3. Core Purpose doesn’t have to deliver from day 1.
But you must believe it can get there in time. So, it still needs to feel credible and be faithfully committed to.
This thought is nicely developed in the book ‘It’s not what you sell, it’s what you stand for’.
In essence: Core Purpose is the motivational ethos that drives a company forward. It embodies the ideal. It is there to remind people connected with the business about its aims and goals beyond making money. This purpose should give a sense of long-term meaning and future aspiration. And not be a confessional for initial shortcomings.
4. Don’t mix up CSR with Core Purpose.
The ‘goodness movement’ has hijacked the essence of Core Purpose. There’s a mass rush to create big, lofty purposes bolted to social good. However, not all businesses can make the world a better place or save humanity. And it’s important not to confuse CSR with Core Purpose. They aren’t necessarily one and the same. CSR doesn’t always tie back to a company’s core business focus offering.
However, it’s still OK to be lofty and aim high. But only where credible to the company and relevant to the consumers and categories they serve to make it work. Not every business can be world changing.
But Core Purpose can also inspire when market focused rather than society focused. Aligned around a business philosophy and approach this doesn’t take away from the importance of why a business was started with the impact it intends to make. (See earlier BMW example).
5. Purpose is the foundation to Mission, Vision and
Core Purpose is the ‘why’ pointing everyone along the same directional path. It embodies the motivation behind a company’s existence. While this is enduring, the application of this will evolve depending upon internal and external factors.
Purpose isn’t Mission. Mission is the ‘how’ - what needs to happen to fulfil the purpose goal through its products/service offering and related business strategies.
Purpose isn’t Vision. Vision is ‘what’ a company hopes to achieve in working towards fulfilling its Purpose.
Purpose isn’t Positioning, despite talk to the contrary. Purpose begins life as an internal ideology; it’s enduring and not primarily focused on trying to differentiate. Positioning on the other hand is relatively ephemeral and completely public facing to gain favourable attention and impact. This is achieved through adapting to external factors such as consumer, competitor and category changes.
The importance of generating revenue and profit cannot be denied. It is essential to commercial success. However, companies with a sense of purpose and competitive mindset that goes beyond money can help direct corporate culture, stakeholder engagement and the models of business leadership.
It isn’t for all companies.
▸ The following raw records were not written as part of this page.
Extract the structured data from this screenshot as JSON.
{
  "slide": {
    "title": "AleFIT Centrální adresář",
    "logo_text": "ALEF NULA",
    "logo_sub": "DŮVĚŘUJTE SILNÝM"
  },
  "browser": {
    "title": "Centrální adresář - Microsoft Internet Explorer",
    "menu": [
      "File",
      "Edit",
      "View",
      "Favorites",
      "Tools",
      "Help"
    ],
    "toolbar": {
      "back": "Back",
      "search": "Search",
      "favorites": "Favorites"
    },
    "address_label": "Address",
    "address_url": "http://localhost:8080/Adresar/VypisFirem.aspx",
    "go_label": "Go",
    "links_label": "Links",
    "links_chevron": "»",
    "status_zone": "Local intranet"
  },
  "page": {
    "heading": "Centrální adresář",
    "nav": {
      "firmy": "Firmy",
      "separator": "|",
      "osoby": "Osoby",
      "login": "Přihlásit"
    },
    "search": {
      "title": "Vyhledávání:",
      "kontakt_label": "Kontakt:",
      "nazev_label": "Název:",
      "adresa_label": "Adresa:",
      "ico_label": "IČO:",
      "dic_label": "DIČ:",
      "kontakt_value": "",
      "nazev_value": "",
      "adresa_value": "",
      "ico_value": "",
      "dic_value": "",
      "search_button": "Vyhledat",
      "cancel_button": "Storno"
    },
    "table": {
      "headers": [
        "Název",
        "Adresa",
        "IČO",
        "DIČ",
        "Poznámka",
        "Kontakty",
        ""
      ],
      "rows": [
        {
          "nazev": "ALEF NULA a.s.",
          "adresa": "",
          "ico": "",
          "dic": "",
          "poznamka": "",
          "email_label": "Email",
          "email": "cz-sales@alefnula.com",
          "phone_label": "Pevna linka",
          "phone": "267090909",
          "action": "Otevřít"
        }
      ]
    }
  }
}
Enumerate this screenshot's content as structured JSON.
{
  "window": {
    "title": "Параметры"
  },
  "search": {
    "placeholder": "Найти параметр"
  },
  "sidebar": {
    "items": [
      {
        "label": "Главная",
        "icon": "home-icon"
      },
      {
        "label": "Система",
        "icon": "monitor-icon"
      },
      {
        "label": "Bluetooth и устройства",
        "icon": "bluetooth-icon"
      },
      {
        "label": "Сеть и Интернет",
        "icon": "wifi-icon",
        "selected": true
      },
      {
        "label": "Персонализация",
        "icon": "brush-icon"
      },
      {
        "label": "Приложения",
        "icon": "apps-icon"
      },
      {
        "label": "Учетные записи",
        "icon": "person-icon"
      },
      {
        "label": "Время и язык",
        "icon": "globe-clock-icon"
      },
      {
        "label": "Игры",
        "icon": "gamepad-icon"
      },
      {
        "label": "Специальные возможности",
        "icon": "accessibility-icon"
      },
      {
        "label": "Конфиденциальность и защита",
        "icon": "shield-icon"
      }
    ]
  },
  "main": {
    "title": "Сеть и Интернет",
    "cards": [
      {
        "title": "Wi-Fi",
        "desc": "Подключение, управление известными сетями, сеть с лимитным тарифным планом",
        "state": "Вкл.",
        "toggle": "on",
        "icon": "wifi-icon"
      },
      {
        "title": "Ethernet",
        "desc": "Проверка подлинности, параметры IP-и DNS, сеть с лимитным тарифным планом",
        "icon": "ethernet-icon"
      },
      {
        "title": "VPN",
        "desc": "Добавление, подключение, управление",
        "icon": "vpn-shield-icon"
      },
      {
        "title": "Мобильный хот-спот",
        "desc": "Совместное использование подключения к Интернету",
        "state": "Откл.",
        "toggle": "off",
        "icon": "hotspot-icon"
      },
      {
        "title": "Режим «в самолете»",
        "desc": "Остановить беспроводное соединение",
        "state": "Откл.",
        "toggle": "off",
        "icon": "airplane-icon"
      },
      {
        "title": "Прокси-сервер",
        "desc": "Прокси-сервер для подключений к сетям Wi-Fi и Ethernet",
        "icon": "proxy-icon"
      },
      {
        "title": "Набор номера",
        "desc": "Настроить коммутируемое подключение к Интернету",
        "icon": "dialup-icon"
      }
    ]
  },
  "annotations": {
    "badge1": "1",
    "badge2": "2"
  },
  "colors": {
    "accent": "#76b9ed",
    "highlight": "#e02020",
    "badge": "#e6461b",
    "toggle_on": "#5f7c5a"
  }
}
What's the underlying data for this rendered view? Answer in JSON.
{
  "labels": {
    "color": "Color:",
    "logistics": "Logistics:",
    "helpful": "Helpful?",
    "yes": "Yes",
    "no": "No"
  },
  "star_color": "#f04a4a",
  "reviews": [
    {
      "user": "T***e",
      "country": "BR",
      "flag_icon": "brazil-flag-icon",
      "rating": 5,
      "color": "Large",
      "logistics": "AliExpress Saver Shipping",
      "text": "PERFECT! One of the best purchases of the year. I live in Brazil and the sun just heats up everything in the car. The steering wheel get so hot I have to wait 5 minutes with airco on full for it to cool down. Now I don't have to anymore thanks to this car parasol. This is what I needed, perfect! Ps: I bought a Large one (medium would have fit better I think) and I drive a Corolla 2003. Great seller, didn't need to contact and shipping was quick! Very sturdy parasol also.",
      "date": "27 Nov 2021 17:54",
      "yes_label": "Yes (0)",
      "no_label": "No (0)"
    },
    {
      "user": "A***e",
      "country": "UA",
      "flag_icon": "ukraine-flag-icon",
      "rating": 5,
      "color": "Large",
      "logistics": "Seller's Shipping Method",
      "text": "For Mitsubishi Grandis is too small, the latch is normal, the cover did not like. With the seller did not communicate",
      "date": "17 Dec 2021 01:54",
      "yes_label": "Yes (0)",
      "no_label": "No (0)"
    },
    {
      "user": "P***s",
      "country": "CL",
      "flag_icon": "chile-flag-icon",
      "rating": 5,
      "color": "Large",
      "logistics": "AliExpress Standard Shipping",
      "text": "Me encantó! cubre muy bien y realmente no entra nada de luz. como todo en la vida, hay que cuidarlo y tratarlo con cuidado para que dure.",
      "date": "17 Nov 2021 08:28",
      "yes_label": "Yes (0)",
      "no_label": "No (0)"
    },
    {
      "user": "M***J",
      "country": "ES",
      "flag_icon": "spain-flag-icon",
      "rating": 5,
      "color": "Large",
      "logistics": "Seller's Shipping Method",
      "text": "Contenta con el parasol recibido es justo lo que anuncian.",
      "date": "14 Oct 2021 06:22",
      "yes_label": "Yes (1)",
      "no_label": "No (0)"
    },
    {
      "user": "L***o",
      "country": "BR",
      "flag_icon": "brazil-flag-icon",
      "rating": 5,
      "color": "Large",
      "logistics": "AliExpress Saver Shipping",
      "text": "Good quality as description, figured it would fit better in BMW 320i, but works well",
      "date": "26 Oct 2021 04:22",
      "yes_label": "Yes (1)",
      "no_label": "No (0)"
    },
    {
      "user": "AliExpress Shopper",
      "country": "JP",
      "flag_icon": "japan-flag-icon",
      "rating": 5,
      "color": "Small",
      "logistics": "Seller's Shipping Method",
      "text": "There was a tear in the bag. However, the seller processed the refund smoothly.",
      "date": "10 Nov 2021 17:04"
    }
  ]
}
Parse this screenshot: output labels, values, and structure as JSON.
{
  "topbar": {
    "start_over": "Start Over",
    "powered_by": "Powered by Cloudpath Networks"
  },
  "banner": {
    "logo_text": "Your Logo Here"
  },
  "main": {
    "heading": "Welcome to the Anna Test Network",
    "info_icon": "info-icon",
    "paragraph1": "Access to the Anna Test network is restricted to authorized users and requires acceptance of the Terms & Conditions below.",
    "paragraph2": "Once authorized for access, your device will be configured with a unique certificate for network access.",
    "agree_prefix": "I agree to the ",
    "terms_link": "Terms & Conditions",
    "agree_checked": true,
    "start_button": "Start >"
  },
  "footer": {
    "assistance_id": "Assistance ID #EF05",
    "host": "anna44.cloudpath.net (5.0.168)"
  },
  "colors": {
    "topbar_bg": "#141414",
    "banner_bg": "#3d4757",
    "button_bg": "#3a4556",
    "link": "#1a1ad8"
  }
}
But if you decide it’s right for yours, then you need to be serious about getting it fit-for-purpose to best serve your customers and business. I hope this article offers some support.